c) First, the Board turns to the Petitioners’ purchase of the subject property. The Petitioners testified that they purchased the subject property for $37,000 in 2006. However, the Petitioners purchased the property six years before the relevant valuation date and they offered no evidence to relate their purchase price to the March 1, 2012, valuation date. Thus, the Petitioners’ purchase price has no probative value. While the Petitioners’ $440-per-month rental income appears to be timelier, they offered no evidence as to how that income converts to property value. Thus, the Petitioners’ evidence regarding the rental contract has no probative value as well.
d) The Petitioners did, however, offer an appraisal. Specifically, an appraisal conducted by Mr. Reith, a certified appraiser, performed in accordance with USPAP. Mr. Reith estimated the subject property’s value at $25,000 as of December 31, 2011. An appraisal performed in conformance with generally recognized appraisal principles is often enough to establish a prima facie case that a property’s assessment is overvalued. See Meridian Towers, 805 N.E.2d at 479. Further, the appraisal’s effective date is only two months removed from the assessment’s valuation date. Thus, the Board finds that the Petitioners raised a prima facie case for reducing the assessment to $25,000.
e) Once the Petitioner establishes a prima facie case, the burden shifts to the assessing official to rebut the Petitioner’s evidence. See American United Life Ins. Co. v. Maley, 803 N.E.2d 276 (Ind. Tax Ct. 2004). The assessing official must offer evidence that impeaches or rebuts the Petitioner’s evidence. Id.; Meridian Towers, 805 N.E.2d at 479.
f) The Respondent first attempted to impeach the Petitioners’ appraisal. Specifically, she claimed that the appraiser chose invalid sales in his sales-comparison analysis. However, the Respondent failed to offer any actual evidence that the appraiser was biased or that the appraisal was flawed. It is well within an appraiser’s expertise to choose sales he deems most comparable to the property under appeal and apply adjustments to those comparable properties to value the differences between them. Absent evidence to the contrary, the comparable properties the appraiser chose, or the adjustments he made in a USPAP-compliant appraisal will be deemed reasonable. Conclusory statements that the appraiser used invalid sales are not sufficient to rebut the Petitioners’ case here. See Hometowne Associates, L.P. v. Maley, 839 N.E.2d 269, 278 (Ind. Tax Ct. 2005) (“In none of these exchanges, however, did Mr. McHenry offer evidence rebutting the validity of Mr. Russel’s calculations. Rather, he merely made conclusory statements”). The Respondent, therefore, failed to rebut or impeach the Petitioners’ evidence that their property was over-valued for the 2012 assessment year.
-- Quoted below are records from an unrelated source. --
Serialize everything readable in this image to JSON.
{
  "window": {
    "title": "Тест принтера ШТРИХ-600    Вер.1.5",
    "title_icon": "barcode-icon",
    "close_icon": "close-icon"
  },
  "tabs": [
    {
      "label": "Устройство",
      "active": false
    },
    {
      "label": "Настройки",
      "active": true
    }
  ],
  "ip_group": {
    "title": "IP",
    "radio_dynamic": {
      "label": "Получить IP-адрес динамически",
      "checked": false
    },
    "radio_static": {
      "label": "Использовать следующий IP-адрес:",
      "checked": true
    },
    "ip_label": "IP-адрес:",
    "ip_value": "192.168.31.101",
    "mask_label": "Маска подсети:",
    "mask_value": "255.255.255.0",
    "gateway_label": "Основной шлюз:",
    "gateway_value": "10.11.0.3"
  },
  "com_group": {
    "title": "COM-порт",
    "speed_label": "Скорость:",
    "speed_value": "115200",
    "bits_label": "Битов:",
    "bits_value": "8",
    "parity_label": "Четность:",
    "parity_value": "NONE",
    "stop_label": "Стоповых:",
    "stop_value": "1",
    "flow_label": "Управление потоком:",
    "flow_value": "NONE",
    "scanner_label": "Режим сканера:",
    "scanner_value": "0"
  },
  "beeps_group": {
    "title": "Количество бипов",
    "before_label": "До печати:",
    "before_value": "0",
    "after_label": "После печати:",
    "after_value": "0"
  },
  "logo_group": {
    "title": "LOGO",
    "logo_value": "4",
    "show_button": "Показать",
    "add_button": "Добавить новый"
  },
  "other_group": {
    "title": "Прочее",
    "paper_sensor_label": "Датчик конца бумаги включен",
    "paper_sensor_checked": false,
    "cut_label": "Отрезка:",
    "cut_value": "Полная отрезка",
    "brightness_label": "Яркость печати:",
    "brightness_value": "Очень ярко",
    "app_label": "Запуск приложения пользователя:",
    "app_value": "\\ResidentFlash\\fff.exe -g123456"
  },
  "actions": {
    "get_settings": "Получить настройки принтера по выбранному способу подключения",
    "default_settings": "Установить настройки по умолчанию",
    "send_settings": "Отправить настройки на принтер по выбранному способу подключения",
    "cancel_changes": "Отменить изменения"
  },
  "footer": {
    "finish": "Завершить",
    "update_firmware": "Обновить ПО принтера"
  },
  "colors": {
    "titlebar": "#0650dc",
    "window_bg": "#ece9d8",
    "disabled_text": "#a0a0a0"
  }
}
g) The Respondent also tried to rebut the appraisal offered by the Petitioners by offering a competing sales-comparison analysis. The Respondent argued hers was superior to the Petitioners mainly because they were properties that sold in valid “arms-length transactions.” However, the Respondent failed to make a meaningful comparison of the properties. Conclusory statements that a property is “similar” or “comparable” to another property do not constitute probative evidence of the comparability of the properties. Long, 821 N.E.2d at 470. Instead, the proponent must identify the characteristics of the subject property and explain how those characteristics compare to the characteristics of the purportedly comparable properties. Id. at 471. Similarly, the proponent must explain how any differences between the properties affect their relative market values-in-use. Id. Aside from stating that her comparable properties were valid “arms-length transactions,” the only other comment the Respondent made when comparing the properties to the subject property was that the comparables were located in Mentone, like the subject property. This is not a meaningful comparison.
h) The Respondent did make a few adjustments to the sale prices on her comparable properties to take into account for differences. But those adjustments were not explained. While the appearance of her analysis may not differ significantly from those made by a certified appraiser in an appraisal report, the appraiser’s assertions are backed by his education, training, and experience. The appraiser also typically certifies that he complied with USPAP. Thus, the Board, as the trier-of-fact, can infer that the appraiser used objective data, where available, to quantify his adjustments. And where objective data was not available, the Board can infer that the appraiser relied on his education, training and experience to estimate a reliable quantification. There is no evidence that the Respondent is a licensed appraiser in Indiana. Moreover, she did not certify that her analysis complied with USPAP. The Board therefore finds that the Respondent’s sales-comparable analysis is insufficiently reliable to be probative of the property’s market value-in-use.
i) The Respondent did not support the assessment with substantial evidence.
j) In the alternative, the Board finds the credability of the appraisal offered by the Petitioners to outweigh the Respondent’s evidence of value.